"Melenchon’s program is similar to that of socialist Francois Mitterand (although somewhat less radical than Mitterand’s) when the latter won the presidency in 1981. He too wanted to take France on an independent line from the rest of Europe in expanding the economy through public spending, nationalisation and more taxes on business and the rich. That program fell down in face of the deep global slump in 1980-2, when financial investors fled France and the franc. The choice then was for Mitterand to go the whole hog and take control from French capital or capitulate to neoliberal policies. He chose the latter with his so-called “tournant de la rigueur” (austerity turn) in 1983. That choice would soon face Melenchon, in the unlikely event that he won the presidency.

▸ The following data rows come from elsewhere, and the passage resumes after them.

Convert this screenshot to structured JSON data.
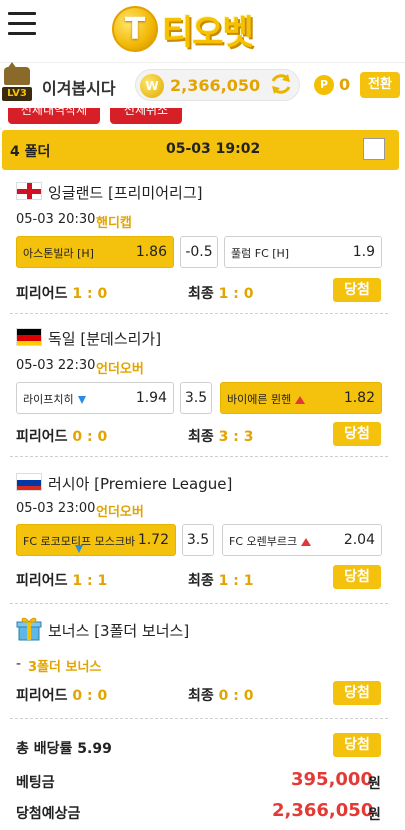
{
  "header": {
    "logo_coin_letter": "T",
    "logo_text": "티오벳"
  },
  "user": {
    "level": "LV3",
    "name": "이겨봅시다",
    "balance": "2,366,050",
    "points": "0",
    "convert_label": "전환"
  },
  "tabs": {
    "left_label": "전체내역삭제",
    "right_label": "전체취소"
  },
  "folder": {
    "count_label": "4 폴더",
    "datetime": "05-03 19:02"
  },
  "bets": [
    {
      "league": "잉글랜드 [프리미어리그]",
      "datetime": "05-03 20:30",
      "market": "핸디캡",
      "home_name": "아스톤빌라 [H]",
      "home_odd": "1.86",
      "line": "-0.5",
      "away_name": "풀럼 FC [H]",
      "away_odd": "1.9",
      "half_label": "피리어드",
      "half_score": "1 : 0",
      "final_label": "최종",
      "final_score": "1 : 0",
      "result": "당첨"
    },
    {
      "league": "독일 [분데스리가]",
      "datetime": "05-03 22:30",
      "market": "언더오버",
      "home_name": "라이프치히",
      "home_odd": "1.94",
      "line": "3.5",
      "away_name": "바이에른 뮌헨",
      "away_odd": "1.82",
      "half_label": "피리어드",
      "half_score": "0 : 0",
      "final_label": "최종",
      "final_score": "3 : 3",
      "result": "당첨"
    },
    {
      "league": "러시아 [Premiere League]",
      "datetime": "05-03 23:00",
      "market": "언더오버",
      "home_name": "FC 로코모티프 모스크바",
      "home_odd": "1.72",
      "line": "3.5",
      "away_name": "FC 오렌부르크",
      "away_odd": "2.04",
      "half_label": "피리어드",
      "half_score": "1 : 1",
      "final_label": "최종",
      "final_score": "1 : 1",
      "result": "당첨"
    }
  ],
  "bonus": {
    "title": "보너스 [3폴더 보너스]",
    "item": "3폴더 보너스",
    "half_label": "피리어드",
    "half_score": "0 : 0",
    "final_label": "최종",
    "final_score": "0 : 0",
    "result": "당첨"
  },
  "summary": {
    "total_odds_label": "총 배당률 5.99",
    "total_result": "당첨",
    "stake_label": "베팅금",
    "stake": "395,000",
    "payout_label": "당첨예상금",
    "payout": "2,366,050",
    "currency": "원"
  },
  "colors": {
    "accent_yellow": "#f4c20d",
    "accent_red": "#e33a35",
    "text_gold": "#e2a400"
  }
}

"Apart from the economic utopianism of Le Pen and Melenchon under capitalism, they both face an immediate political problem. In June, the French vote for a new National Assembly, which, at least right now, would probably elect a majority of conservative pro-capital, pro-EU MPs who would be backed by a media campaign from big business, the EU Commission and other EU governments aiming to shackle the new president. The battle would be on from day one, while the euro and French financial assets reel from the shock.
“But it probably won’t happen."